*** Opening of MATERIAL PROVIDED ***
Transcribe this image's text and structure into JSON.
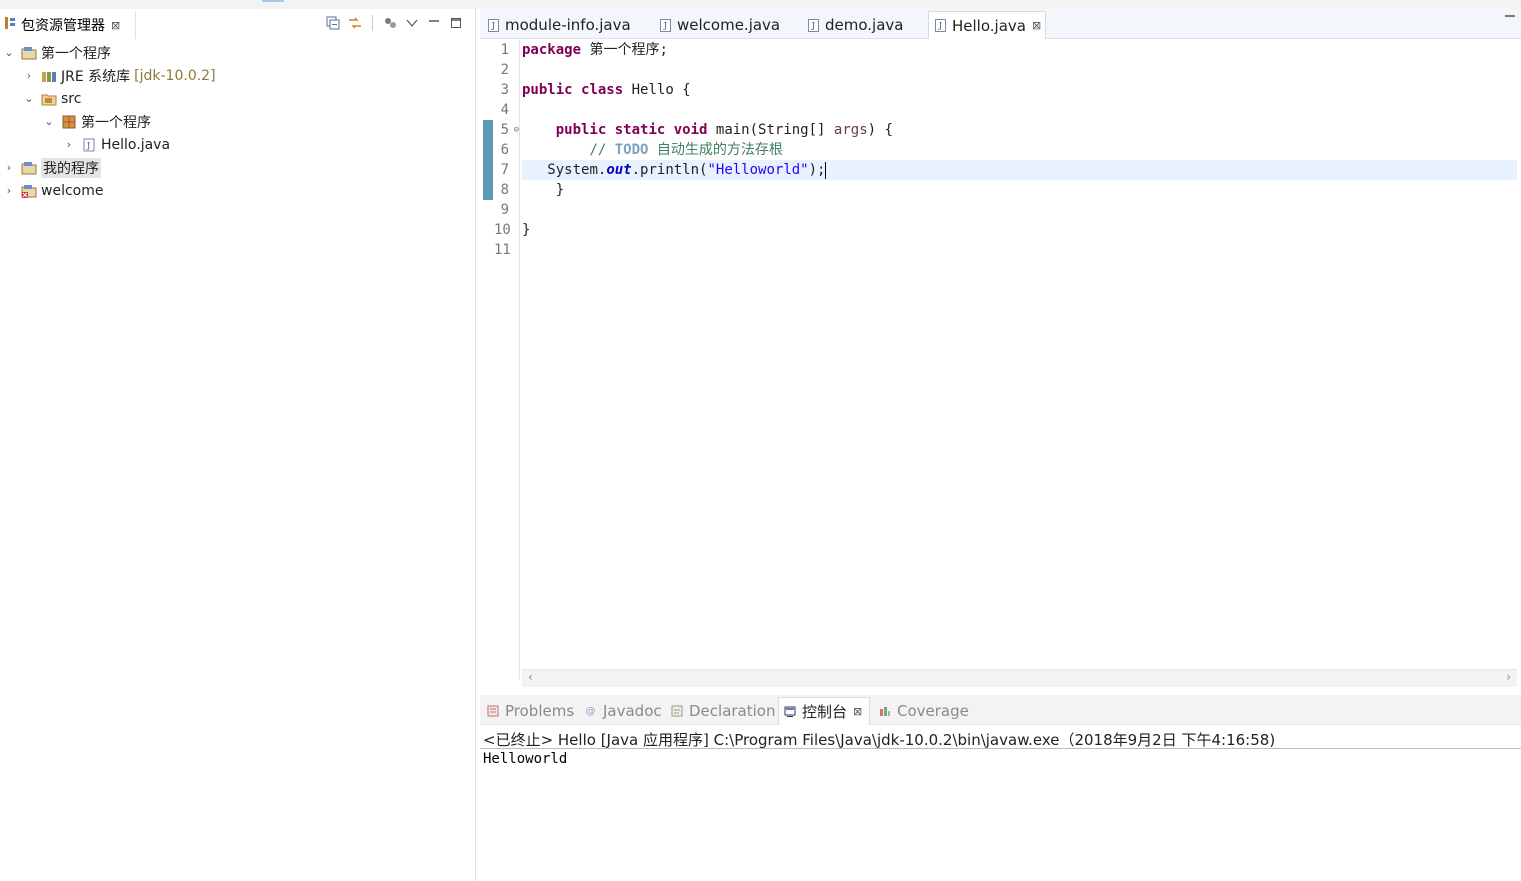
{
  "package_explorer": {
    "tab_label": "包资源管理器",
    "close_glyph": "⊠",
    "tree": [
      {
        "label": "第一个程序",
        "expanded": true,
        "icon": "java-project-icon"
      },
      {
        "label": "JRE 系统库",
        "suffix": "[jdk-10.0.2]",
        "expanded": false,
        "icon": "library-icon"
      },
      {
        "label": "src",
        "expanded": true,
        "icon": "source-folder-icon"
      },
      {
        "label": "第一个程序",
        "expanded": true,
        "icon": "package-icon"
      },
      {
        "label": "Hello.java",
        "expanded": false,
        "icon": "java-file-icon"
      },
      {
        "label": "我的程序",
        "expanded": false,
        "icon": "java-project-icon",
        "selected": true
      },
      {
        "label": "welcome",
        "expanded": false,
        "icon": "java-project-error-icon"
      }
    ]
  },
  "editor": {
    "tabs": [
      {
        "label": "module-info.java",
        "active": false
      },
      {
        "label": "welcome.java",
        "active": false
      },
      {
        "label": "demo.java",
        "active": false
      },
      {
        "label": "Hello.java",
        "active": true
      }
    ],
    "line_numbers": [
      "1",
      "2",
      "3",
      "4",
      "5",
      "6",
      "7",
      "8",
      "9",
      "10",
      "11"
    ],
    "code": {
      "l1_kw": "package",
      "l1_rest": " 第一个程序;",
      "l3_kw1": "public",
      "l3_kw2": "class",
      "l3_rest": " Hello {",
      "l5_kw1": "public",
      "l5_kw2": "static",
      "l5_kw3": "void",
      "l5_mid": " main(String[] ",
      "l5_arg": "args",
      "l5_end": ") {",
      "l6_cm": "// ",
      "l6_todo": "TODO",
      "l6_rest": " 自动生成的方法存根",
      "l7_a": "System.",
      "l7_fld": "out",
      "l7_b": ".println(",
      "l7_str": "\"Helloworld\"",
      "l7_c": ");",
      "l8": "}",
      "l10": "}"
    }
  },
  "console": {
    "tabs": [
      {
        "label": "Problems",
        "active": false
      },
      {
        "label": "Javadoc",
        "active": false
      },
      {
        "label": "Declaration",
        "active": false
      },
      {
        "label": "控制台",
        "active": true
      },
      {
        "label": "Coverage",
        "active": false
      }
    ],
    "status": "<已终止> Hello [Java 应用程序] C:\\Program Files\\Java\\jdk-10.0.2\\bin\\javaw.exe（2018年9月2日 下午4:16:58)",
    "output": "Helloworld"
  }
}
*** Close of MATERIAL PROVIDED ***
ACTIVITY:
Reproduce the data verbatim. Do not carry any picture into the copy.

FINAL ANSWER:
Transcribe this image's text and structure into JSON.
{
  "package_explorer": {
    "tab_label": "包资源管理器",
    "close_glyph": "⊠",
    "tree": [
      {
        "label": "第一个程序",
        "expanded": true,
        "icon": "java-project-icon"
      },
      {
        "label": "JRE 系统库",
        "suffix": "[jdk-10.0.2]",
        "expanded": false,
        "icon": "library-icon"
      },
      {
        "label": "src",
        "expanded": true,
        "icon": "source-folder-icon"
      },
      {
        "label": "第一个程序",
        "expanded": true,
        "icon": "package-icon"
      },
      {
        "label": "Hello.java",
        "expanded": false,
        "icon": "java-file-icon"
      },
      {
        "label": "我的程序",
        "expanded": false,
        "icon": "java-project-icon",
        "selected": true
      },
      {
        "label": "welcome",
        "expanded": false,
        "icon": "java-project-error-icon"
      }
    ]
  },
  "editor": {
    "tabs": [
      {
        "label": "module-info.java",
        "active": false
      },
      {
        "label": "welcome.java",
        "active": false
      },
      {
        "label": "demo.java",
        "active": false
      },
      {
        "label": "Hello.java",
        "active": true
      }
    ],
    "line_numbers": [
      "1",
      "2",
      "3",
      "4",
      "5",
      "6",
      "7",
      "8",
      "9",
      "10",
      "11"
    ],
    "code": {
      "l1_kw": "package",
      "l1_rest": " 第一个程序;",
      "l3_kw1": "public",
      "l3_kw2": "class",
      "l3_rest": " Hello {",
      "l5_kw1": "public",
      "l5_kw2": "static",
      "l5_kw3": "void",
      "l5_mid": " main(String[] ",
      "l5_arg": "args",
      "l5_end": ") {",
      "l6_cm": "// ",
      "l6_todo": "TODO",
      "l6_rest": " 自动生成的方法存根",
      "l7_a": "System.",
      "l7_fld": "out",
      "l7_b": ".println(",
      "l7_str": "\"Helloworld\"",
      "l7_c": ");",
      "l8": "}",
      "l10": "}"
    }
  },
  "console": {
    "tabs": [
      {
        "label": "Problems",
        "active": false
      },
      {
        "label": "Javadoc",
        "active": false
      },
      {
        "label": "Declaration",
        "active": false
      },
      {
        "label": "控制台",
        "active": true
      },
      {
        "label": "Coverage",
        "active": false
      }
    ],
    "status": "<已终止> Hello [Java 应用程序] C:\\Program Files\\Java\\jdk-10.0.2\\bin\\javaw.exe（2018年9月2日 下午4:16:58)",
    "output": "Helloworld"
  }
}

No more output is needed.